On Friday, a Maryland bill to control generic drug prices passed into law without the Governor’s signature. Maryland’s Attorney General Frosh championed this first-in-the-nation anti-gouging bill. The issue was raised in response to extreme price increases in older drugs such as EpiPen, naloxone, and Daraprim. The bill requires Maryland’s Medicaid program to notify the Attorney General when an “essential” generic drug’s price rises by 50% or more over two years. The Attorney General may then require records and documents related to the price increase, seek penalties in court, or ask the court to compel the company to offer the drug to the state at the original price. In his letter, Governor Hogan applauded the bill’s “laudable goal, to combat price-gouging of consumers for life-saving drugs” but raised legal and constitutional concerns. He also noted that the law only applies to generic and off-patent medications, missing important and costly treatments. He urged the legislature to return to the issue next session. States across the US are considering legislation to control drug costs.

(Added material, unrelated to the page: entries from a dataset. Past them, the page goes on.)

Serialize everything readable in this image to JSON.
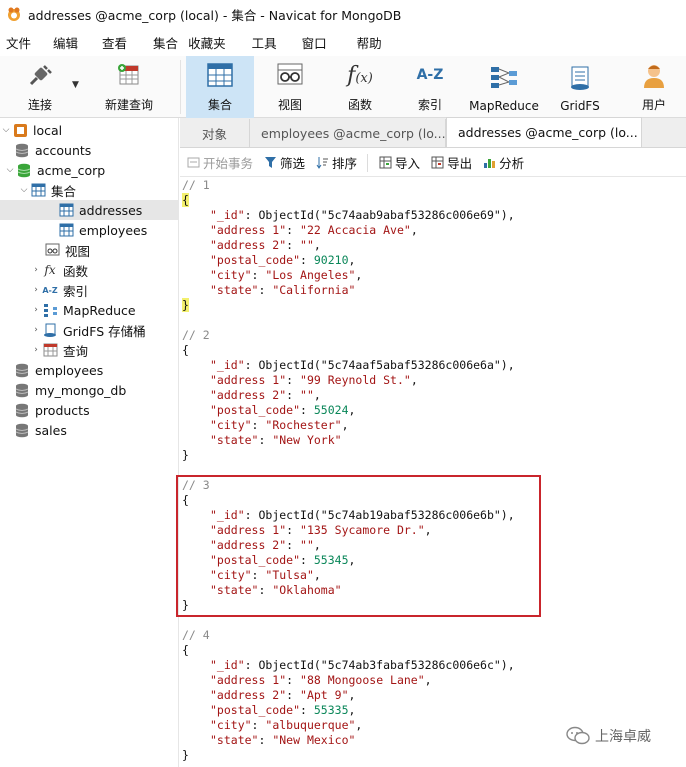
{
  "window": {
    "title": "addresses @acme_corp (local) - 集合 - Navicat for MongoDB"
  },
  "menu": [
    "文件",
    "编辑",
    "查看",
    "集合",
    "收藏夹",
    "工具",
    "窗口",
    "帮助"
  ],
  "toolbar": {
    "connect": "连接",
    "new_query": "新建查询",
    "collection": "集合",
    "view": "视图",
    "function": "函数",
    "index": "索引",
    "mapreduce": "MapReduce",
    "gridfs": "GridFS",
    "user": "用户"
  },
  "tree": {
    "local": "local",
    "accounts": "accounts",
    "acme_corp": "acme_corp",
    "collections": "集合",
    "addresses": "addresses",
    "employees": "employees",
    "views": "视图",
    "functions": "函数",
    "indexes": "索引",
    "mapreduce": "MapReduce",
    "gridfs": "GridFS 存储桶",
    "queries": "查询",
    "db_employees": "employees",
    "my_mongo_db": "my_mongo_db",
    "products": "products",
    "sales": "sales"
  },
  "tabs": {
    "objects": "对象",
    "employees_tab": "employees @acme_corp (lo...",
    "addresses_tab": "addresses @acme_corp (lo..."
  },
  "subtoolbar": {
    "begin_transaction": "开始事务",
    "filter": "筛选",
    "sort": "排序",
    "import": "导入",
    "export": "导出",
    "analyze": "分析"
  },
  "documents": [
    {
      "comment": "// 1",
      "id": "ObjectId(\"5c74aab9abaf53286c006e69\")",
      "address1": "\"22 Accacia Ave\"",
      "address2": "\"\"",
      "postal_code": "90210",
      "city": "\"Los Angeles\"",
      "state": "\"California\""
    },
    {
      "comment": "// 2",
      "id": "ObjectId(\"5c74aaf5abaf53286c006e6a\")",
      "address1": "\"99 Reynold St.\"",
      "address2": "\"\"",
      "postal_code": "55024",
      "city": "\"Rochester\"",
      "state": "\"New York\""
    },
    {
      "comment": "// 3",
      "id": "ObjectId(\"5c74ab19abaf53286c006e6b\")",
      "address1": "\"135 Sycamore Dr.\"",
      "address2": "\"\"",
      "postal_code": "55345",
      "city": "\"Tulsa\"",
      "state": "\"Oklahoma\""
    },
    {
      "comment": "// 4",
      "id": "ObjectId(\"5c74ab3fabaf53286c006e6c\")",
      "address1": "\"88 Mongoose Lane\"",
      "address2": "\"Apt 9\"",
      "postal_code": "55335",
      "city": "\"albuquerque\"",
      "state": "\"New Mexico\""
    }
  ],
  "keys": {
    "id": "\"_id\"",
    "address1": "\"address 1\"",
    "address2": "\"address 2\"",
    "postal_code": "\"postal_code\"",
    "city": "\"city\"",
    "state": "\"state\""
  },
  "watermark": "上海卓威",
  "colors": {
    "active_toolbar": "#cde4f6",
    "highlight_border": "#c9252c",
    "string": "#a31515",
    "number": "#098658"
  }
}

Last Wednesday, Connecticut’s Senate unanimously passed SB-445, An Act Concerning Fairness in Pharmacy and Pharmacy Benefits Manager Contracts on the Consent Calendar. The bill prohibits “gag clauses” in contracts with pharmacists and allows them to disclose prescription costs, the reimbursement to the pharmacy, the prescription’s efficacy, and any alternative, less expensive medications. The bill also prohibits charging consumers more than the drug costs. Right after the bill passed, Governor Malloy sent a letter to Senate leaders criticizing the bill and an “antagonistic approach” to the insurance industry. Senate leaders are confident the bill will pass the House and, if necessary, override a veto by the Governor.